"Russia did not take part in this court proceeding as it adhered to and continues adhering to a position that the arbitration has no jurisdiction in this case," the diplomat said.

The decision "is not of a comprehensive character and ignores the common practice of countries on countering irresponsible steps in the sea, including at potentially dangerous and complex technological facilities," he said.

"Unfortunately, we have to state that by its actions the arbitration court in fact encourages targeted illegal steps in the exclusive economic zones of states, on their continental shelf justified by the so-called ‘peaceful protest’," Kozhin said.

An international tribunal, established with support of the Permanent Court of Arbitration (PCA) in The Hague, ordered Russia on Tuesday to pay almost 5.4 mln euros as compensation for the detention and arrest of a Greenpeace vessel, the Arctic Sunrise, in 2013.

The vessel, operated by Greenpeace International, approached Russia’s offshore oil platform - the Prirazlomnaya - on September 18, 2013. The Greenpeace activists onboard tried to land on the platform, but were stopped by border guards, after which the vessel was towed to the Arctic city of Murmansk.

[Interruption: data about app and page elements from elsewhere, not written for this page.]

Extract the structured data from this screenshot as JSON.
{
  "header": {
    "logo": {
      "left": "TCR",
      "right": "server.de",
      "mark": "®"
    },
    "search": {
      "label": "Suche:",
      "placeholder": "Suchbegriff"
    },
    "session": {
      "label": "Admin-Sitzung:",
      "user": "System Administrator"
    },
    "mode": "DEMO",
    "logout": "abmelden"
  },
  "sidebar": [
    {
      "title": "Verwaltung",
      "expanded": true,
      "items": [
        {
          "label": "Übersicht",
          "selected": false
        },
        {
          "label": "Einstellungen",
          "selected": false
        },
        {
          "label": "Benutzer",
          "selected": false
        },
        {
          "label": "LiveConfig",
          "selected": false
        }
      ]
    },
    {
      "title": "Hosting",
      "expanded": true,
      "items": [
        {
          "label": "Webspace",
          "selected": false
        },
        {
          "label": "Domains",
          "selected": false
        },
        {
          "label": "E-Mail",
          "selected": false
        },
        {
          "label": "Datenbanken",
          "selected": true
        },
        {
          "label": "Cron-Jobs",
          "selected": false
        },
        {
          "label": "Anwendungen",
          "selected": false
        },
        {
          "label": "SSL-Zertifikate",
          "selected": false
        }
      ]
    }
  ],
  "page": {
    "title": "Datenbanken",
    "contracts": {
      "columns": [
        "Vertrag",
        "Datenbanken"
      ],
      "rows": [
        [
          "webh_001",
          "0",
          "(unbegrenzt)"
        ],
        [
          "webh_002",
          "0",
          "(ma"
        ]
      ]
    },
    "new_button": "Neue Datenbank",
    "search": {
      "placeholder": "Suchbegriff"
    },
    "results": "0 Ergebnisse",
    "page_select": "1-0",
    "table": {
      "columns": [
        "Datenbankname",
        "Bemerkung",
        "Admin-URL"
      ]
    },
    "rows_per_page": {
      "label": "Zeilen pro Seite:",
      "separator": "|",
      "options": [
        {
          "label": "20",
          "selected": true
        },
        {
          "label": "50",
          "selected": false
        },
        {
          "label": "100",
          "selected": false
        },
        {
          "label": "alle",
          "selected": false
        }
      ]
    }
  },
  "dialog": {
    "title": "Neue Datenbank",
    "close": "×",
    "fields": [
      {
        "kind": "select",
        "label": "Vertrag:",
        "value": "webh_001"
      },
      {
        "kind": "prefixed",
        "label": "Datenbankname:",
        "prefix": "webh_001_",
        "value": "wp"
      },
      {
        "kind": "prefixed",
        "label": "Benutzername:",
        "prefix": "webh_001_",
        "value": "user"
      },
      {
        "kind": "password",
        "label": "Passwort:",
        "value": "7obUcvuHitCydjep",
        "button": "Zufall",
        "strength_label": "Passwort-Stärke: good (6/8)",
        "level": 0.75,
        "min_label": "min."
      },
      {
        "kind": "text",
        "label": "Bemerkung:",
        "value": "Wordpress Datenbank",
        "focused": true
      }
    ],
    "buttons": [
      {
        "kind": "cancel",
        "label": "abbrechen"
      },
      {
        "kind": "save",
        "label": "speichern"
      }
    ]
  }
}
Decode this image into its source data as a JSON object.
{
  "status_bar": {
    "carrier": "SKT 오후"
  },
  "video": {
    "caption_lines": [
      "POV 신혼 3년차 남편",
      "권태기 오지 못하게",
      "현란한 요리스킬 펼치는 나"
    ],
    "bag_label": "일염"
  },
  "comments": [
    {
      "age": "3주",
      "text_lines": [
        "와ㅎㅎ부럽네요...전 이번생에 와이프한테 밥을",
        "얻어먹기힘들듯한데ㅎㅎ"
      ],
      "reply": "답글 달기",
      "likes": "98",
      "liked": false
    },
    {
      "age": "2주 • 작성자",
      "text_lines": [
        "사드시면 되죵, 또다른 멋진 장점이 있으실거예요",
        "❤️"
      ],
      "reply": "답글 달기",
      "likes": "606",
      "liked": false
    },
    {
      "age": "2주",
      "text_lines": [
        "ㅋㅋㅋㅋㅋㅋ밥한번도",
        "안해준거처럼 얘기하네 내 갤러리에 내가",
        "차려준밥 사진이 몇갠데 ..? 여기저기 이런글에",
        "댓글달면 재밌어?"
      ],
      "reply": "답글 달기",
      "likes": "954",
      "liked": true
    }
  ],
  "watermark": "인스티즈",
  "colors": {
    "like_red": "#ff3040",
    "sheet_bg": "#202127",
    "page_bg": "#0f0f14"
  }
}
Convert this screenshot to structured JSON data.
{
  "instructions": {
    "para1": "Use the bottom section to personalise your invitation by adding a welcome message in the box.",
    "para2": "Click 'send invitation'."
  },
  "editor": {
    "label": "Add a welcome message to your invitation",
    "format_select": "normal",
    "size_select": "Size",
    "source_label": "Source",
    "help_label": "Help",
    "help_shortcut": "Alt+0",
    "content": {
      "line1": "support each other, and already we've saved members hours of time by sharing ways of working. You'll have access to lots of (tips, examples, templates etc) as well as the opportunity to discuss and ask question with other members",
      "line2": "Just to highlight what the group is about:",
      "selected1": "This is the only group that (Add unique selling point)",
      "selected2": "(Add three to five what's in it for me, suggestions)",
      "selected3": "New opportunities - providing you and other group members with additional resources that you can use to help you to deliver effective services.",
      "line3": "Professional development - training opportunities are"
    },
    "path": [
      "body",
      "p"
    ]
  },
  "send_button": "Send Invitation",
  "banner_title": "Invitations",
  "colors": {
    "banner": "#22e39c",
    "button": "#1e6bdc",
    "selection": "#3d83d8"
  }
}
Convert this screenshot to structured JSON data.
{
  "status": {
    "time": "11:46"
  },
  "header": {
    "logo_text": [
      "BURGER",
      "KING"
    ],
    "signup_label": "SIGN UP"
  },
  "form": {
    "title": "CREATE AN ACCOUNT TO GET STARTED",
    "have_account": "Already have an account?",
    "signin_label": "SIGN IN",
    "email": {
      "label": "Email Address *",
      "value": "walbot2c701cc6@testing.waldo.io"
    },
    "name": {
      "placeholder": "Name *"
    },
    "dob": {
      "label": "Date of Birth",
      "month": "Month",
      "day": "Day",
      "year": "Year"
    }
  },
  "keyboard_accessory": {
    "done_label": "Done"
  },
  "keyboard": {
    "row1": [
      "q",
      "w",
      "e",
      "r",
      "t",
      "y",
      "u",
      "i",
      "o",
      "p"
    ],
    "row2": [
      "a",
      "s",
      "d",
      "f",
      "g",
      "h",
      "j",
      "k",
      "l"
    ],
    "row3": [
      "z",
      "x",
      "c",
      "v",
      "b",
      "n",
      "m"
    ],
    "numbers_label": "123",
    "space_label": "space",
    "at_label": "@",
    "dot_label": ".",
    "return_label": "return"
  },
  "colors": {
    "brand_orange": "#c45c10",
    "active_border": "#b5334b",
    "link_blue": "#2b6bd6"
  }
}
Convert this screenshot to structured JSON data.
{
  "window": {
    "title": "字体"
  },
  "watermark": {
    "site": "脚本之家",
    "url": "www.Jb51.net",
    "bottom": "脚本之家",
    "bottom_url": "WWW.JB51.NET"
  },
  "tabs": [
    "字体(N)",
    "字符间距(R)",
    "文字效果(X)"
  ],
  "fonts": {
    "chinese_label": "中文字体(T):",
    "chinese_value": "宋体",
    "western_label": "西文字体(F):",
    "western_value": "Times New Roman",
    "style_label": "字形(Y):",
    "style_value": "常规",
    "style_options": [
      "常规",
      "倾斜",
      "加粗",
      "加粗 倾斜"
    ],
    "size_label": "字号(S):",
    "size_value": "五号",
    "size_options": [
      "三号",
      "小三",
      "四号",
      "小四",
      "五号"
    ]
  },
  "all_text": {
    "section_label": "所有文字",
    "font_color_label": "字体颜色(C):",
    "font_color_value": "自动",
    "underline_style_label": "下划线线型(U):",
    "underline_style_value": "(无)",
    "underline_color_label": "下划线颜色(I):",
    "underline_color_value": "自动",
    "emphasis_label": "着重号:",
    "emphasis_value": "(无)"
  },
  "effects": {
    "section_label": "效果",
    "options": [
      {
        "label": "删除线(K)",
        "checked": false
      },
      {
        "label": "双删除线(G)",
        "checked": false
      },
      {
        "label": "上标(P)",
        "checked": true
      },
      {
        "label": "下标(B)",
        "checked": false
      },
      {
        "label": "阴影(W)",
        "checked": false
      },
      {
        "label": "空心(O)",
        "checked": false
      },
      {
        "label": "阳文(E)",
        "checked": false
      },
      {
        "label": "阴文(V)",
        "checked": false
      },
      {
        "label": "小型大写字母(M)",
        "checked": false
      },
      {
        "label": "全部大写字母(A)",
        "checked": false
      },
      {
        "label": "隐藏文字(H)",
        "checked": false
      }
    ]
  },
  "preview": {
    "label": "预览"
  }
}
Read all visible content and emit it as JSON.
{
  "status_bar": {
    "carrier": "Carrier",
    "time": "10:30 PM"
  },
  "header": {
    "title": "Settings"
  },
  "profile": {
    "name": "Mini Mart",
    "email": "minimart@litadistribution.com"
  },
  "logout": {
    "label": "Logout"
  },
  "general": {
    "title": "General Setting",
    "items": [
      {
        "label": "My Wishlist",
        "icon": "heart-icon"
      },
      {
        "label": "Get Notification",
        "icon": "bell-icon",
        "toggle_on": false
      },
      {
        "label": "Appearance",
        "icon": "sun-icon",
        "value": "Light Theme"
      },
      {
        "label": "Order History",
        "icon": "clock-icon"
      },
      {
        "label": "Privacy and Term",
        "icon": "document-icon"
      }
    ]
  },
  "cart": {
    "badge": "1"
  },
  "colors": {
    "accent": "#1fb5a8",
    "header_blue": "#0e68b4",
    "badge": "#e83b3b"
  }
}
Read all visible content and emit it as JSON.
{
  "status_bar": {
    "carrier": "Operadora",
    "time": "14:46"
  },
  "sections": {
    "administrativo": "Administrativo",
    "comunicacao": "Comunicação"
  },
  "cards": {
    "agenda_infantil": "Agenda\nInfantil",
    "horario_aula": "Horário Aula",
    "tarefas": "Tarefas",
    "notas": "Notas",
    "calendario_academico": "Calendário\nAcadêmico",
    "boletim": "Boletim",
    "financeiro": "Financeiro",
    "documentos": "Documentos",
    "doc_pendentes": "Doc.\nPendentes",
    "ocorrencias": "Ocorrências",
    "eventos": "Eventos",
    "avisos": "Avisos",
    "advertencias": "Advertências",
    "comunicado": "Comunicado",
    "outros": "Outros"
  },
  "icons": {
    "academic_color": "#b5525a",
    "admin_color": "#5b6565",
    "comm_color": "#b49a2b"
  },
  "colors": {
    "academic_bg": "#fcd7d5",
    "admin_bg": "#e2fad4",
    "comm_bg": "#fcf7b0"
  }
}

The Arctic 30, including four Russians, were arrested. In late November 2013, the activists were released on bail and subsequently granted amnesty by decree of the Russian State Duma, the lower house of parliament.